• Try it:
Keep the pictures out and restate every record exactly.

• Data for analysis:
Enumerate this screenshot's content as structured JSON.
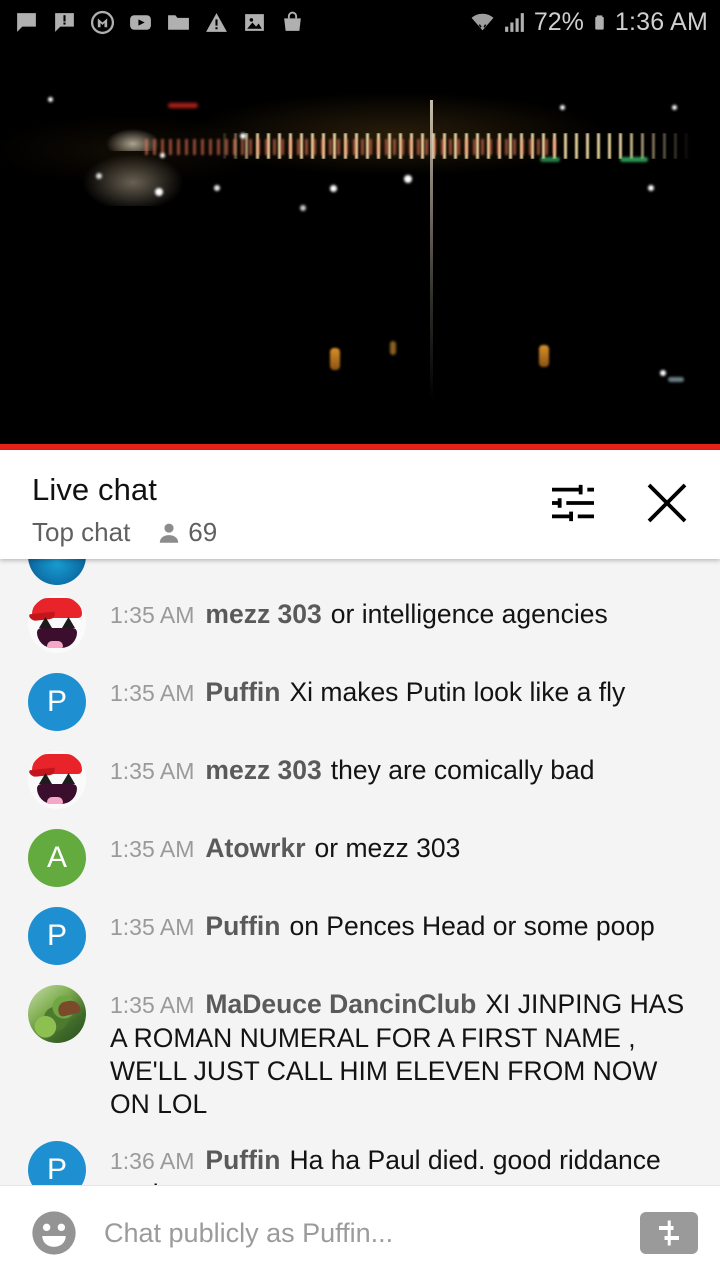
{
  "status_bar": {
    "left_icons": [
      "chat-bubble-icon",
      "chat-alert-icon",
      "m-circle-icon",
      "youtube-play-icon",
      "folder-icon",
      "warning-triangle-icon",
      "image-icon",
      "shopping-bag-icon"
    ],
    "wifi_icon": "wifi-transfer-icon",
    "signal_icon": "cellular-signal-icon",
    "battery_percent": "72%",
    "battery_icon": "battery-icon",
    "time": "1:36 AM"
  },
  "video": {
    "description": "night cityscape with Jefferson Memorial",
    "progress_color": "#e62117"
  },
  "chat_header": {
    "title": "Live chat",
    "mode": "Top chat",
    "viewer_icon": "person-icon",
    "viewer_count": "69",
    "settings_icon": "tune-sliders-icon",
    "close_icon": "close-x-icon"
  },
  "messages": [
    {
      "time": "1:35 AM",
      "author": "mezz 303",
      "text": "or intelligence agencies",
      "avatar_type": "awesome",
      "avatar_letter": ""
    },
    {
      "time": "1:35 AM",
      "author": "Puffin",
      "text": "Xi makes Putin look like a fly",
      "avatar_type": "blue",
      "avatar_letter": "P"
    },
    {
      "time": "1:35 AM",
      "author": "mezz 303",
      "text": "they are comically bad",
      "avatar_type": "awesome",
      "avatar_letter": ""
    },
    {
      "time": "1:35 AM",
      "author": "Atowrkr",
      "text": "or mezz 303",
      "avatar_type": "green",
      "avatar_letter": "A"
    },
    {
      "time": "1:35 AM",
      "author": "Puffin",
      "text": "on Pences Head or some poop",
      "avatar_type": "blue",
      "avatar_letter": "P"
    },
    {
      "time": "1:35 AM",
      "author": "MaDeuce DancinClub",
      "text": "XI JINPING HAS A ROMAN NUMERAL FOR A FIRST NAME , WE'LL JUST CALL HIM ELEVEN FROM NOW ON LOL",
      "avatar_type": "dragon",
      "avatar_letter": ""
    },
    {
      "time": "1:36 AM",
      "author": "Puffin",
      "text": "Ha ha Paul died. good riddance nazi scum",
      "avatar_type": "blue",
      "avatar_letter": "P"
    }
  ],
  "input_bar": {
    "emoji_icon": "emoji-smiley-icon",
    "placeholder": "Chat publicly as Puffin...",
    "value": "",
    "superchat_icon": "super-chat-dollar-icon"
  }
}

• Answer for this exercise:
Enumerate this screenshot's content as structured JSON.
{
  "status_bar": {
    "left_icons": [
      "chat-bubble-icon",
      "chat-alert-icon",
      "m-circle-icon",
      "youtube-play-icon",
      "folder-icon",
      "warning-triangle-icon",
      "image-icon",
      "shopping-bag-icon"
    ],
    "wifi_icon": "wifi-transfer-icon",
    "signal_icon": "cellular-signal-icon",
    "battery_percent": "72%",
    "battery_icon": "battery-icon",
    "time": "1:36 AM"
  },
  "video": {
    "description": "night cityscape with Jefferson Memorial",
    "progress_color": "#e62117"
  },
  "chat_header": {
    "title": "Live chat",
    "mode": "Top chat",
    "viewer_icon": "person-icon",
    "viewer_count": "69",
    "settings_icon": "tune-sliders-icon",
    "close_icon": "close-x-icon"
  },
  "messages": [
    {
      "time": "1:35 AM",
      "author": "mezz 303",
      "text": "or intelligence agencies",
      "avatar_type": "awesome",
      "avatar_letter": ""
    },
    {
      "time": "1:35 AM",
      "author": "Puffin",
      "text": "Xi makes Putin look like a fly",
      "avatar_type": "blue",
      "avatar_letter": "P"
    },
    {
      "time": "1:35 AM",
      "author": "mezz 303",
      "text": "they are comically bad",
      "avatar_type": "awesome",
      "avatar_letter": ""
    },
    {
      "time": "1:35 AM",
      "author": "Atowrkr",
      "text": "or mezz 303",
      "avatar_type": "green",
      "avatar_letter": "A"
    },
    {
      "time": "1:35 AM",
      "author": "Puffin",
      "text": "on Pences Head or some poop",
      "avatar_type": "blue",
      "avatar_letter": "P"
    },
    {
      "time": "1:35 AM",
      "author": "MaDeuce DancinClub",
      "text": "XI JINPING HAS A ROMAN NUMERAL FOR A FIRST NAME , WE'LL JUST CALL HIM ELEVEN FROM NOW ON LOL",
      "avatar_type": "dragon",
      "avatar_letter": ""
    },
    {
      "time": "1:36 AM",
      "author": "Puffin",
      "text": "Ha ha Paul died. good riddance nazi scum",
      "avatar_type": "blue",
      "avatar_letter": "P"
    }
  ],
  "input_bar": {
    "emoji_icon": "emoji-smiley-icon",
    "placeholder": "Chat publicly as Puffin...",
    "value": "",
    "superchat_icon": "super-chat-dollar-icon"
  }
}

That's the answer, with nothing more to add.